As the weather starts to cool off, you may be concerned about how you’ll make the most of your heating and cooling. After all, HVAC expenses routinely make up a large chunk of your monthly electric bill. To learn new ways to reduce costs, some owners take a closer look at their thermostat. Maybe there’s a setting they can use to boost efficiency?
The majority of thermostats have a ‘Fan’ or ‘Fan On’ setting. But if the fan is going during a regular cycle, what does the fan setting provide for the HVAC system? This guide should help. We’ll review precisely what the fan setting is and whether you can use it to cut costs in the summer or winter.
What Is the Fan Setting on My Thermostat?
For the majority of thermostats, the fan setting signifies that the air handler’s blower fan stays on. A few furnaces can generate heat at a low level in this setting, but in general heating or cooling isn’t being produced. The ‘Auto’ setting, in contrast, will start the fan during a heating or cooling cycle and switch it off when the cycle is over.
There are pros and cons to trying the fan setting on your thermostat, and what's ideal can depend on your unique comfort requirements.
Advantages to switching to the Fan/On setting:
- You can keep the temperature in each room more consistent by enabling the fan to keep circulating air.
- Indoor air quality can increase since steady airflow will keep forcing airborne particles through the air filter.
- A smaller number of start-stop cycles for the HVAC fan helps lengthen its life span. Since the air handler is typically part of the furnace, this means you could prevent the need for furnace repair.

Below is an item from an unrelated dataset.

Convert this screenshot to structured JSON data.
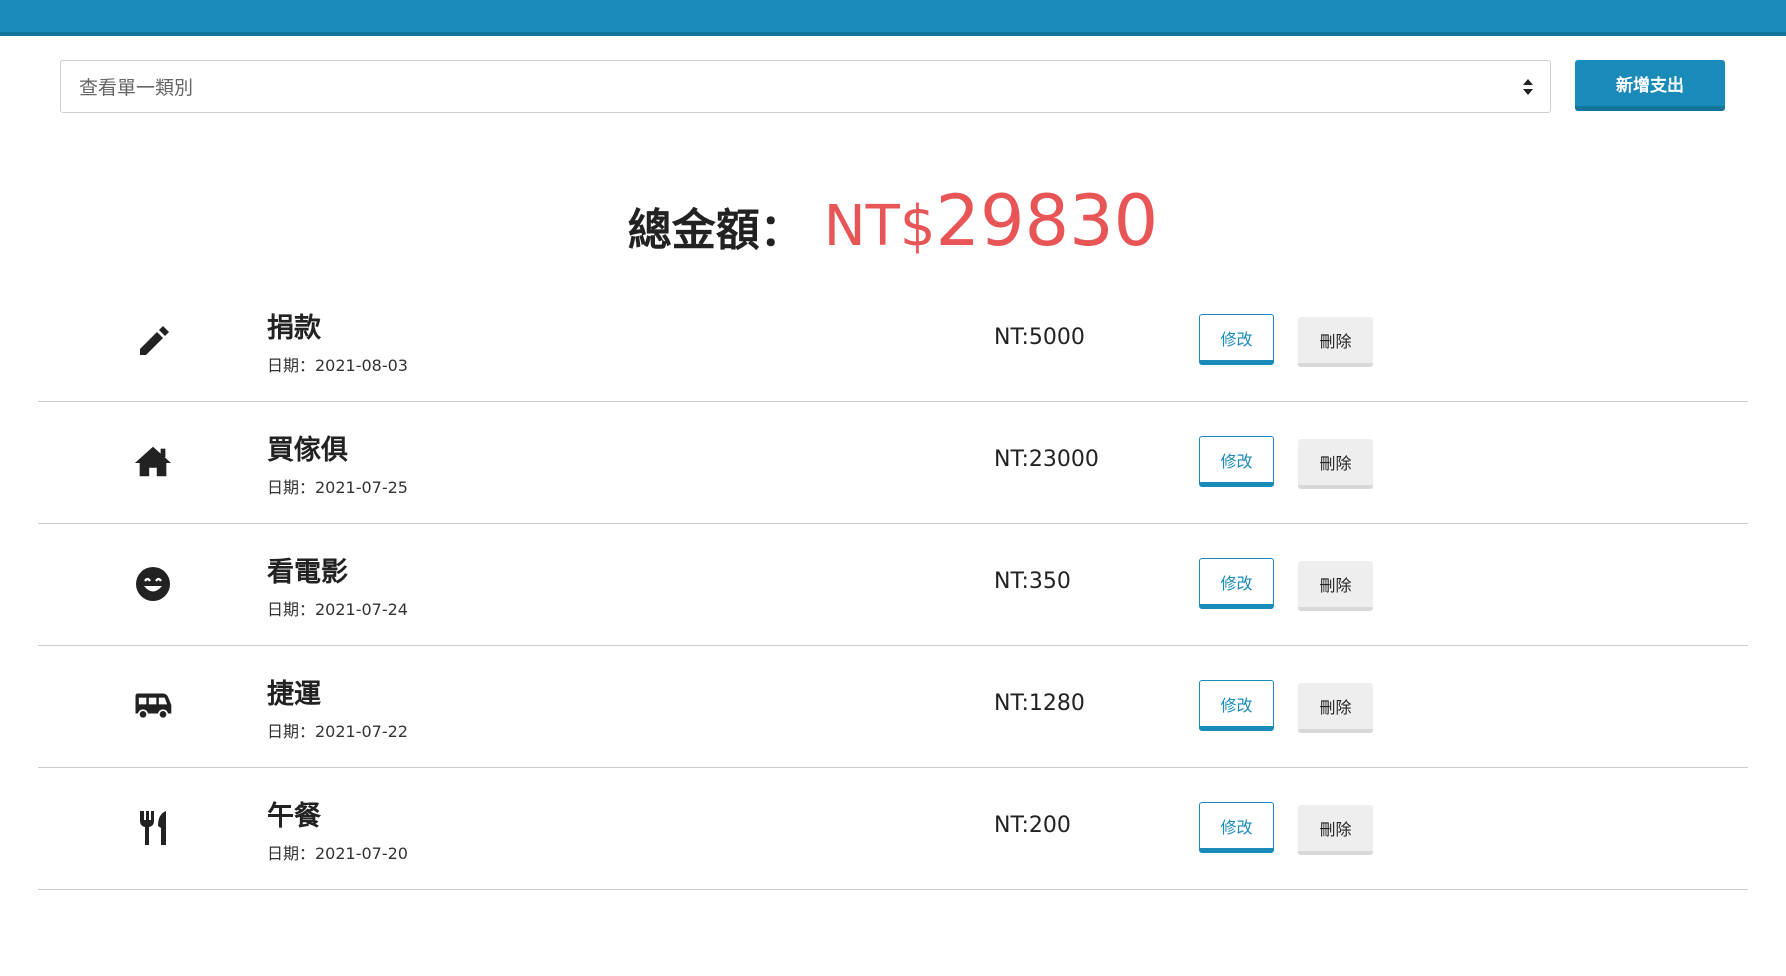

Drawbacks to using the Fan/On setting:
- A constant fan can add to your energy bills slightly.
- Constant airflow could clog your air filter in a shorter amount of time, increasing the frequency you’ll need to replace it.
Should My Thermostat Be on Fan or Auto in Summer/Winter
During the summer, warm air may linger in unfinished spaces such as the attic or an attached garage. If you keep the fan running, your HVAC system might draw this warm air into the rest of your home, forcing the HVAC system to work more to preserve the set temperature. In severe heat, this may lead to needing AC repair more often as wear and tear gets worse.
The opposite can happen over the winter. Cooler spaces such as a basement will hold onto cooler air, which will eventually make its way into the rest of your home. Leaving the fan setting on could draw more cold air upward, increasing the amount of heating you need to keep warm.
If you’re still trying to decide if you should use the fan/on setting, remember that every home and family’s comfort needs are different. Leaving the HVAC system’s fan on may work for you if:
Someone in your household has allergies. Allergies and other respiratory conditions can be hard on the family. Leaving the fan on is more likely to improve indoor air quality, helping your family breathe easier.
Your home deals with hot and cold spots. All kinds of homes deal with persistent hot and cold spots that quickly return to a temperature different from the rest of the house. The fan setting might help limit these changes by steadily refreshing each room’s airflow.